“Hug Time Shield” helps kids connect with their great-grandmother amid the coronavirus pandemic
ROCKFORD — The combination of social distancing and a face mask makes it hard to give your loved ones a hug amid the coronavirus pandemic, but that didn’t stop Carly Marinaro and her family from thinking of ways to spread love responsibly.
A couple of plastic pipes, a window installation kit, duct tape, plastic gloves used for handling livestock and some ingenuity birthed what Marinaro calls “The Hug Time Shield,” which was created so her kids could give their great-grandmother, Rose Gagnon, a hug.
The Rockford woman surprised her grandmother with the idea and caught her reaction on video and then uploaded it to Facebook. Since then, the video has gone viral, and at 7 p.m. on Friday it will be televised on CBS during Cedric the Entertainer’s new show “The Greatest #AtHome Videos.”
“#AtHome” won’t be the first time the video has seen the spotlight. Since she posted it on Facebook on May 12, Marinaro’s video has received national attention from the likes of E! and CNN. She’s surprised how an idea to connect her kids with their great-grandmother has garnered so much feedback.
“I had no idea it would get this big. And we’ve been joking saying, ’Hey, when is Ellen going to call?’” she said.
Although Marinaro’s grandmother is 85, Carly says she and her kids would see her at least three times a week. But since the pandemic hit, Marinaro says, her grandmother has not been able to come around for about two months outside of the occasional drive-by visit in which she will wave from her car.
In an attempt to remedy some of the social-distancing challenges, Marinaro has made her grandmother a mini-celebrity among residents in her living facility.
“My grandmother lives in a condo building with about 120 units and she loved it; she’s been popular among her friends,” Marinaro said.
While she never intended for The Hug Time Shield to go viral, Marinaro is happy that it did because of how heartfelt the feedback has been.
A mother of five, Marinario has greater appreciation for simple companionship, and her empathy has grown for those who have to continue to be more isolated to stay healthy. The video captures that.
“The emails and messages that I have gotten from all over the world were saying ’Thanks for sharing that. That brought me so much joy. Oh my gosh, you made me cry happy tears. I wish I could hold my grandchildren,’” Marinaro said. “I had no idea, and it’s really made people feel good. So that’s what I want to keep doing. Just not take things for granted.”
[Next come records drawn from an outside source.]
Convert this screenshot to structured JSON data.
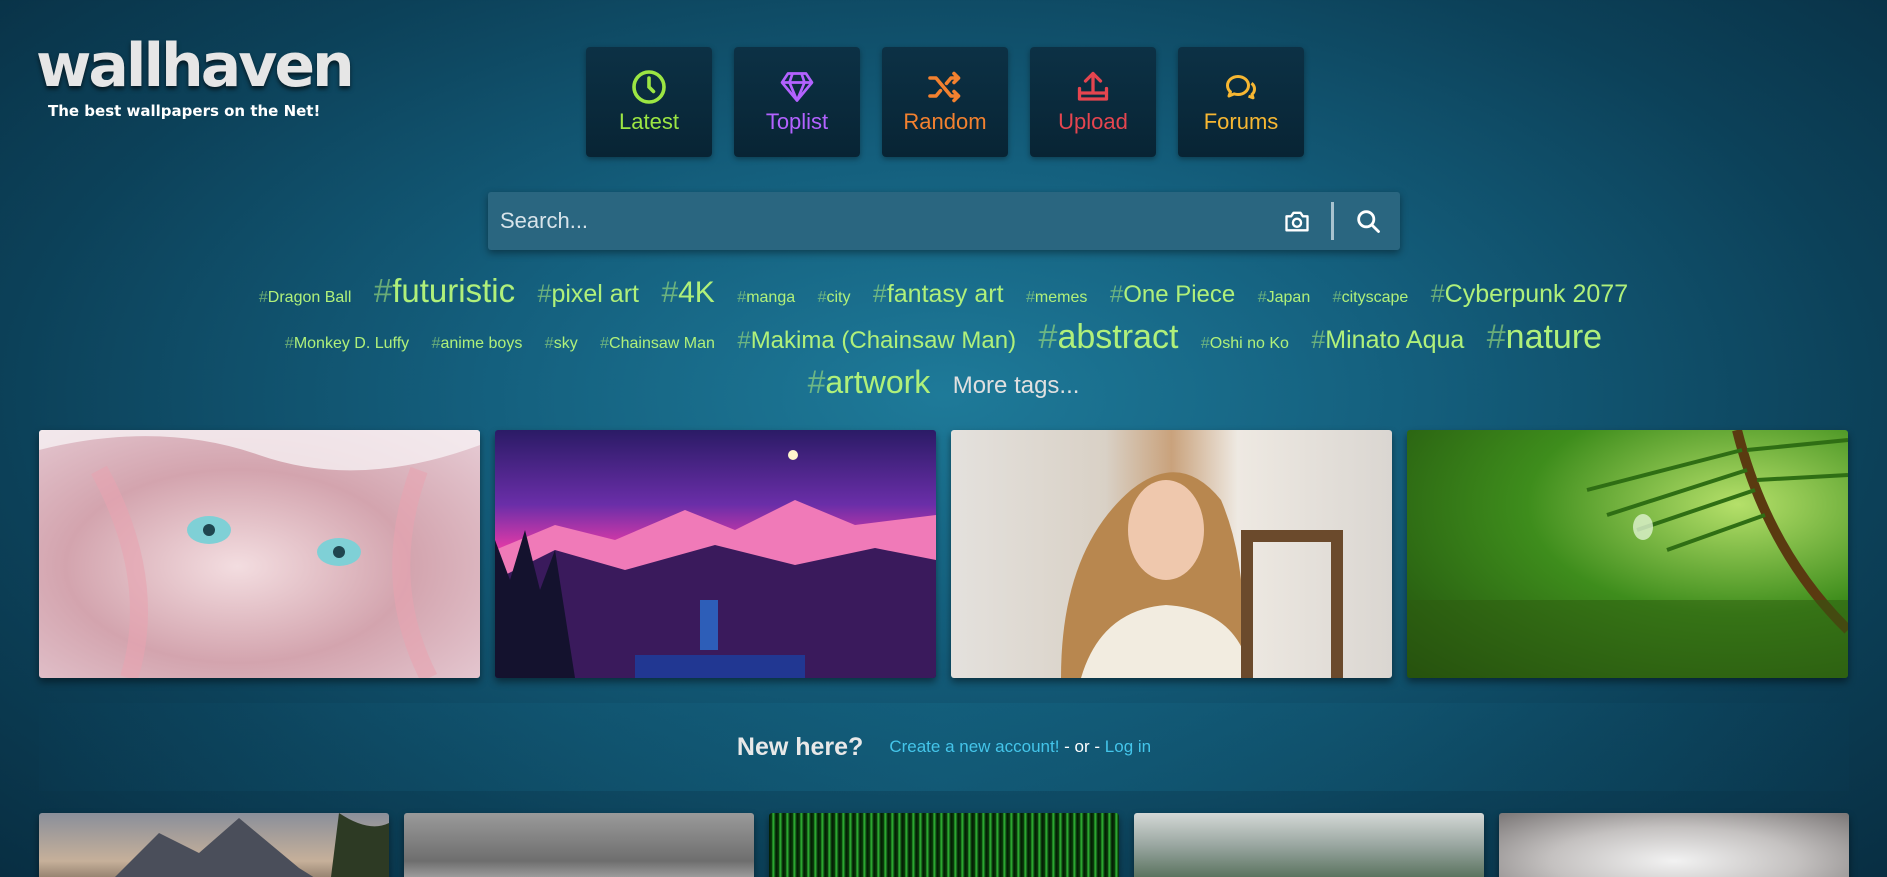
{
  "logo": {
    "title": "wallhaven",
    "tagline": "The best wallpapers on the Net!"
  },
  "nav": [
    {
      "label": "Latest",
      "icon": "clock-icon",
      "color": "#9ce643"
    },
    {
      "label": "Toplist",
      "icon": "gem-icon",
      "color": "#b362ff"
    },
    {
      "label": "Random",
      "icon": "shuffle-icon",
      "color": "#f3812f"
    },
    {
      "label": "Upload",
      "icon": "upload-icon",
      "color": "#e5454f"
    },
    {
      "label": "Forums",
      "icon": "chat-icon",
      "color": "#f7b732"
    }
  ],
  "search": {
    "placeholder": "Search...",
    "camera_icon": "camera-icon",
    "search_icon": "search-icon"
  },
  "tags": {
    "row1": [
      "Dragon Ball",
      "futuristic",
      "pixel art",
      "4K",
      "manga",
      "city",
      "fantasy art",
      "memes",
      "One Piece",
      "Japan",
      "cityscape",
      "Cyberpunk 2077"
    ],
    "row2": [
      "Monkey D. Luffy",
      "anime boys",
      "sky",
      "Chainsaw Man",
      "Makima (Chainsaw Man)",
      "abstract",
      "Oshi no Ko",
      "Minato Aqua",
      "nature"
    ],
    "row3": [
      "artwork"
    ],
    "hash": "#",
    "more": "More tags..."
  },
  "thumbnails": [
    {
      "subject": "anime girl underwater"
    },
    {
      "subject": "purple mountains at night"
    },
    {
      "subject": "woman leaning on chair"
    },
    {
      "subject": "green pine needle macro"
    }
  ],
  "banner": {
    "question": "New here?",
    "create_link": "Create a new account!",
    "or_text": " - or - ",
    "login_link": "Log in"
  },
  "colors": {
    "tag_green": "#b0f07a",
    "link_blue": "#44c5ea"
  }
}
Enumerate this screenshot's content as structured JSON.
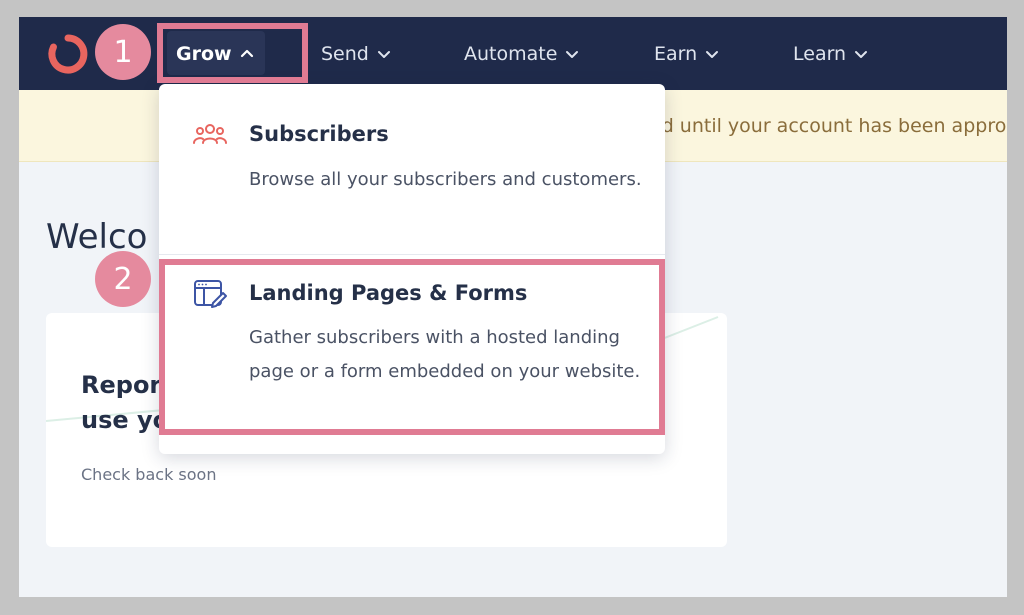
{
  "nav": {
    "items": [
      {
        "label": "Grow",
        "active": true
      },
      {
        "label": "Send",
        "active": false
      },
      {
        "label": "Automate",
        "active": false
      },
      {
        "label": "Earn",
        "active": false
      },
      {
        "label": "Learn",
        "active": false
      }
    ]
  },
  "banner": {
    "text": "ed until your account has been appro"
  },
  "main": {
    "welcome": "Welco",
    "card": {
      "title": "Report\nuse yo",
      "subtitle": "Check back soon"
    }
  },
  "dropdown": {
    "items": [
      {
        "title": "Subscribers",
        "description": "Browse all your subscribers and customers.",
        "icon": "users-icon"
      },
      {
        "title": "Landing Pages & Forms",
        "description": "Gather subscribers with a hosted landing page or a form embedded on your website.",
        "icon": "form-edit-icon"
      }
    ]
  },
  "annotations": {
    "step1": "1",
    "step2": "2"
  },
  "colors": {
    "nav_bg": "#1f2a4a",
    "brand": "#e8655f",
    "highlight": "#e07b93",
    "banner_bg": "#fbf6de"
  }
}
Shaquil Manigault: firstname.lastname@example.org; @RRstarShaquil